What do you do if you find out you had a one-night stand with the girl your man is about to marry? Tell him? Mind your business?
What happens if he somehow finds out?
What if the shoe was on the other foot? Would you want to know if your man has slept with the girl you’re about to marry? Does it matter if it happened before you started dating her?
That is the premise the Dinner hopes to thrive on for eighty minutes or thereabouts of screen time. And it works – for the most part.
Dinner tells the story of a young man; Mike Okafor who is headed to Lagos from Abuja for a dinner with his best friend, Ade George Junior, said best friend’s fiancée, Lola Coker and best friend’s office buddy – a painfully obvious ‘bad guy’ – Richard Boyo. Mike decides to take his girlfriend Diane along – probably so he could use the opportunity to propose to her – and things go awry. Turns out that the about-to-be-groom and his office buddy had each had one night stands with Diane, and that Richard had slept with some other people.
The actors are all in top form and therefore manage to present the viewer with convincingly three-dimensional characters, in spite of the bulk of the movie happening over the course of one night. Okey Uzoeshi is the tightly-wound Mike who is clueless to the most obvious things going on underneath his nose. Kehinde Bankole isn’t so much the eye-candy she usually is – but knees remain just as distracting. Adeyemi Okanlawon sizzles as the glib, suave and ‘evil’ Richard – though I honestly cannot wait for the day Nollywood moves past the hard drinking, hard smoking ‘bad guy’. RMD and Ireti Doyle are typecast – once again, as the concerned father and mother. Hmm.
Structurally, the movie is tightly woven – except for a completely irrelevant opening scene in which Mike proposes to his then-girlfriend at a party and she turns him down flat. If that had any significance, shouldn’t it be that Mike should learn to keep things like proposals private? But that is a man who never learns. The dialogue could have been done better – way better. Too many times, the characters repeated words and phrases; phrases that may look good on paper but hardly roll off the tongue. In a couple of scenes I found myself thinking; ‘Nobody talks like that!’

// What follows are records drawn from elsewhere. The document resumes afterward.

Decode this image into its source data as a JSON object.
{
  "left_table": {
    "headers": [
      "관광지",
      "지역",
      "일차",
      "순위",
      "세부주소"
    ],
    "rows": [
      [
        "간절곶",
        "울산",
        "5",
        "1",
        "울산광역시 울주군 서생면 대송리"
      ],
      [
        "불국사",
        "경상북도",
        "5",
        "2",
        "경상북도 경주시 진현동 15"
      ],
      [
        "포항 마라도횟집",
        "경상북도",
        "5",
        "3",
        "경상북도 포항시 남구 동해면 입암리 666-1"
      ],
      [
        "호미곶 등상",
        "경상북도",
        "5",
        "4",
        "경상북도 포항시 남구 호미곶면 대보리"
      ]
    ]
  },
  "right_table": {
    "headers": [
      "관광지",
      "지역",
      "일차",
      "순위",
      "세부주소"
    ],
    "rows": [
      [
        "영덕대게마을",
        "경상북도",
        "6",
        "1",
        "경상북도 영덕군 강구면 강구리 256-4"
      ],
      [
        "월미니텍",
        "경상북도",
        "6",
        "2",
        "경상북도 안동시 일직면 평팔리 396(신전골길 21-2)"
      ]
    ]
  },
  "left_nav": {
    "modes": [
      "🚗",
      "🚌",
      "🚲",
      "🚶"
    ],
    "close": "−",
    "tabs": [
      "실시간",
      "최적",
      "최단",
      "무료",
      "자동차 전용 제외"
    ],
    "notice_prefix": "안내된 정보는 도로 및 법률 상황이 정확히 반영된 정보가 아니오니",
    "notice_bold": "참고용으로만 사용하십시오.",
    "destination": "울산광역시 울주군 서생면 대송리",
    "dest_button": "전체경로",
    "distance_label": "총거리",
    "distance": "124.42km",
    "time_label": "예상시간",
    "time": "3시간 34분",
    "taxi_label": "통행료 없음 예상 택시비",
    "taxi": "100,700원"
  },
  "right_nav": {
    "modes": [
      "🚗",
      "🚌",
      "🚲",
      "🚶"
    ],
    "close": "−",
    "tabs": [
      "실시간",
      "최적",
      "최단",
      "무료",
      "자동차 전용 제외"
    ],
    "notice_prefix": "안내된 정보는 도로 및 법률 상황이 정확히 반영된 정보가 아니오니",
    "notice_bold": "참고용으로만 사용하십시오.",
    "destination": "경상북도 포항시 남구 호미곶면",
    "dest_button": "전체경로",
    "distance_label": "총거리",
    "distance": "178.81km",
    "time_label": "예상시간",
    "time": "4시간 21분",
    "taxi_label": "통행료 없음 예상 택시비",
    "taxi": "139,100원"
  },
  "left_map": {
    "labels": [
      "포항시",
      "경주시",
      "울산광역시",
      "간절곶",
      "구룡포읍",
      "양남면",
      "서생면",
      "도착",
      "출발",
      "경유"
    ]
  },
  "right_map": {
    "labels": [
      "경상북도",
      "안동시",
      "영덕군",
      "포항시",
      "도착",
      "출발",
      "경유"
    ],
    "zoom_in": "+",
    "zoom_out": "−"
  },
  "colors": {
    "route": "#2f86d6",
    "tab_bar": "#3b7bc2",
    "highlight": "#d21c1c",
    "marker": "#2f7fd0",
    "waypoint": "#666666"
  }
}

Something else that bothers me about a number of Nigerian movies is the way the characters are named. Mike Okafor. Adetunde George Junior. Richard Boyo. Diane Bassey. Those names sound manufactured; like they have a name checklist for the ‘young and successful’. What happened to names like Dozie or Wale or Segun or Amarachi or …?
Another pointless subplot is the part where the groom-to-be, Adetunde has slept with his buddy Mike’s girl. They didn’t talk about it – when it happened, where or why it did – is not told. Was it before he became engaged or after?
You cannot help but sympathize with the female leads, Diane and Lola played by Kiera Hewatch and Kehinde Bankole respectively. They are the usual women caught in the middle of three men, and it gets really ugly – especially Lola, who is supposedly strong for Diane – only to have her own dirty linen aired publicly by the notorious –
As has become standard with the ‘new’ Nollywood’, the presence of the movie-ubiquitous Lekki Bridge is here too. Nice camera work though – and production is crisp and tight. It also well-paced, but for a somewhat tepid beginning, and then the jabs start – and keep coming.
All in all, Dinner is a meal to be consumed once – but, what a meal.
PS: Can Nigerian movie directors please provide online resources for their movies – posters, cast, DOP and so on?
We all are stories.
The question is – who’s telling yours?
Or better still; what is telling yours?
Is it pleasure or pain? Is tragedy or triumph? Is it loss or love? Are you down in the dumps or up in the clouds?
I’m sure we know by now; nobody can put you down if you don’t want to be put down. In the same vein, no one can lift you if you refuse to be lifted.
We all are stories. We’ve all been through one war or the other. We all are survivors, reeling and living with scars. No matter what though – we owe this world one thing;
What do you got?
One day it’ll all make sense.
Word for the week.
“You better kill shit or stay hungry – because you only eat whatever you kill, my friend”.
That’s all folks.
Oh. Sorry. One last thing: